Drought may have played role in Pasadena tree fall

Firefighters and police on scene where a tree fell and injured eight children.
Firefighters and police on scene where a tree fell and injured eight children.
NBC4

An independent arborist has figured out why a 75-year-old pine tree uprooted and fell near the Kidspace Children’s Museum in Pasadena.

Ted Lubeshkoff, hired by the city, evaluated the 85-foot tall tree the day after it fell and released his report on Thursday. His findings specified a number of contributing factors to the incident, including the absence of anchoring roots, a slight lean in the tree and drought conditions.

"California is currently in its fourth year of drought, where it is receiving abnormally low rainfall amounts," reads the report. "This probably resulted in the Italian stone pine not receiving adequate amounts of water."

Recent rains may have contributed to the fall, according to the report.

“We had about .61 inches of rain that occurred less than 10 days prior to the tree collapse,” city spokesman William Boyer told KPCC. “[Lubeshkoff’s] indicating that the tree took in a lot of that water and that it added a lot of extra weight and that combined with the fact that it didn't have a strong anchoring root system [was] why it fell over.”

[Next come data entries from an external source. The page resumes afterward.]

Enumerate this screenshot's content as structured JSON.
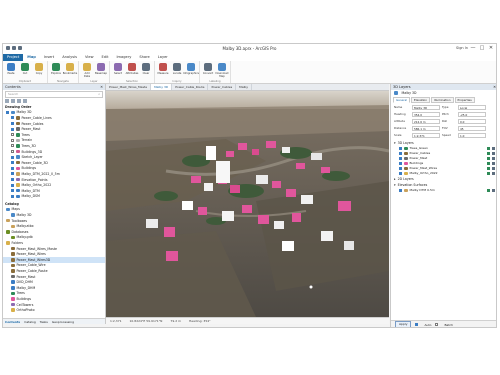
{
  "window": {
    "title": "Malby 3D.aprx - ArcGIS Pro",
    "sign_in": "Sign In",
    "min": "—",
    "max": "□",
    "close": "✕"
  },
  "ribbon_tabs": [
    "Project",
    "Map",
    "Insert",
    "Analysis",
    "View",
    "Edit",
    "Imagery",
    "Share",
    "Layer"
  ],
  "ribbon": {
    "groups": [
      {
        "name": "Clipboard",
        "buttons": [
          "Paste",
          "Cut",
          "Copy"
        ]
      },
      {
        "name": "Navigate",
        "buttons": [
          "Explore",
          "Bookmarks"
        ]
      },
      {
        "name": "Layer",
        "buttons": [
          "Add Data",
          "Basemap"
        ]
      },
      {
        "name": "Selection",
        "buttons": [
          "Select",
          "Attributes",
          "Clear"
        ]
      },
      {
        "name": "Inquiry",
        "buttons": [
          "Measure",
          "Locate",
          "Infographics"
        ]
      },
      {
        "name": "Labeling",
        "buttons": [
          "Convert",
          "Download Map"
        ]
      }
    ]
  },
  "left_pane": {
    "title": "Contents",
    "search_placeholder": "Search",
    "section_label": "Drawing Order",
    "items": [
      {
        "label": "Malby 3D",
        "level": 0,
        "checked": true,
        "color": "#4a89c8"
      },
      {
        "label": "Power_Cable_Lines",
        "level": 1,
        "checked": true,
        "color": "#8a6d3b"
      },
      {
        "label": "Power_Cables",
        "level": 1,
        "checked": true,
        "color": "#8a6d3b"
      },
      {
        "label": "Power_Mast",
        "level": 1,
        "checked": true,
        "color": "#6b6b6b"
      },
      {
        "label": "Trees",
        "level": 1,
        "checked": false,
        "color": "#2e8b57"
      },
      {
        "label": "Terrain",
        "level": 1,
        "checked": false,
        "color": "#b0b0b0"
      },
      {
        "label": "Trees_3D",
        "level": 1,
        "checked": false,
        "color": "#2e8b57"
      },
      {
        "label": "Buildings_3D",
        "level": 1,
        "checked": false,
        "color": "#d05b8f"
      },
      {
        "label": "Sketch_Layer",
        "level": 1,
        "checked": true,
        "color": "#4a89c8"
      },
      {
        "label": "Power_Cable_3D",
        "level": 1,
        "checked": true,
        "color": "#8a6d3b"
      },
      {
        "label": "Buildings",
        "level": 1,
        "checked": true,
        "color": "#e0569c"
      },
      {
        "label": "Malby_DTM_2022_0_5m",
        "level": 1,
        "checked": true,
        "color": "#c9a15b"
      },
      {
        "label": "Elevation_Points",
        "level": 1,
        "checked": true,
        "color": "#8c6bb1"
      },
      {
        "label": "Malby_Ortho_2022",
        "level": 1,
        "checked": true,
        "color": "#d8b04a"
      },
      {
        "label": "Malby_DTM",
        "level": 1,
        "checked": true,
        "color": "#3b7dc4"
      },
      {
        "label": "Malby_DSM",
        "level": 1,
        "checked": true,
        "color": "#3b7dc4"
      }
    ],
    "section2_label": "Catalog",
    "items2": [
      {
        "label": "Maps",
        "level": 0,
        "color": "#4a89c8"
      },
      {
        "label": "Malby 3D",
        "level": 1,
        "color": "#4a89c8"
      },
      {
        "label": "Toolboxes",
        "level": 0,
        "color": "#c9a15b"
      },
      {
        "label": "Malby.atbx",
        "level": 1,
        "color": "#c9a15b"
      },
      {
        "label": "Databases",
        "level": 0,
        "color": "#6b8e23"
      },
      {
        "label": "Malby.gdb",
        "level": 1,
        "color": "#6b8e23"
      },
      {
        "label": "Folders",
        "level": 0,
        "color": "#d8b04a"
      },
      {
        "label": "Power_Mast_Wires_Maste",
        "level": 1,
        "color": "#8a6d3b"
      },
      {
        "label": "Power_Mast_Wires",
        "level": 1,
        "color": "#8a6d3b"
      },
      {
        "label": "Power_Mast_Wires3D",
        "level": 1,
        "color": "#8a6d3b",
        "selected": true
      },
      {
        "label": "Power_Cable_Wire",
        "level": 1,
        "color": "#8a6d3b"
      },
      {
        "label": "Power_Cable_Route",
        "level": 1,
        "color": "#8a6d3b"
      },
      {
        "label": "Power_Mast",
        "level": 1,
        "color": "#6b6b6b"
      },
      {
        "label": "DVD_DHM",
        "level": 1,
        "color": "#3b7dc4"
      },
      {
        "label": "Malby_DHM",
        "level": 1,
        "color": "#3b7dc4"
      },
      {
        "label": "Trees",
        "level": 1,
        "color": "#2e8b57"
      },
      {
        "label": "Buildings",
        "level": 1,
        "color": "#e0569c"
      },
      {
        "label": "CellTowers",
        "level": 1,
        "color": "#8c6bb1"
      },
      {
        "label": "OrthoPhoto",
        "level": 1,
        "color": "#d8b04a"
      }
    ],
    "bottom_tabs": [
      "Contents",
      "Catalog",
      "Tasks",
      "Geoprocessing"
    ]
  },
  "view_tabs": [
    "Power_Mast_Wires_Maste",
    "Malby 3D",
    "Power_Cable_Route",
    "Power_Cables",
    "Malby"
  ],
  "map_status": {
    "scale": "1:2,371",
    "coords": "10.8224°E 59.9171°N",
    "elev": "79.2 m",
    "heading": "Heading: 354°"
  },
  "right_pane": {
    "title": "3D Layers",
    "scene_name": "Malby 3D",
    "tabs": [
      "General",
      "Elevation",
      "Illumination",
      "Properties"
    ],
    "fields": [
      {
        "label": "Name",
        "value": "Malby 3D",
        "label2": "Type",
        "value2": "Local"
      },
      {
        "label": "Heading",
        "value": "354.0",
        "label2": "Pitch",
        "value2": "-25.0"
      },
      {
        "label": "Altitude",
        "value": "212.6 m",
        "label2": "Roll",
        "value2": "0.0"
      },
      {
        "label": "Distance",
        "value": "586.1 m",
        "label2": "FOV",
        "value2": "45"
      },
      {
        "label": "Scale",
        "value": "1:2,371",
        "label2": "Speed",
        "value2": "1.0"
      }
    ],
    "section1": "3D Layers",
    "layers": [
      {
        "label": "Trees_Green",
        "color": "#2e8b57"
      },
      {
        "label": "Power_Cables",
        "color": "#8a6d3b"
      },
      {
        "label": "Power_Mast",
        "color": "#6b6b6b"
      },
      {
        "label": "Buildings",
        "color": "#e0569c"
      },
      {
        "label": "Power_Mast_Wires",
        "color": "#8a6d3b"
      },
      {
        "label": "Malby_Ortho_2022",
        "color": "#d8b04a"
      }
    ],
    "section2": "2D Layers",
    "section3": "Elevation Surfaces",
    "surfaces": [
      {
        "label": "Malby DTM 0.5m",
        "color": "#c9a15b"
      }
    ],
    "apply": "Apply",
    "auto_label": "Auto",
    "auto_checked": true,
    "batch_label": "Batch"
  },
  "colors": {
    "accent": "#1f6aa5",
    "building_pink": "#e0569c",
    "ground": "#57534c"
  }
}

The tree uprooted on July 28 at about 5 p.m. Two kids were hospitalized with serious injuries, but they're now recovering at home.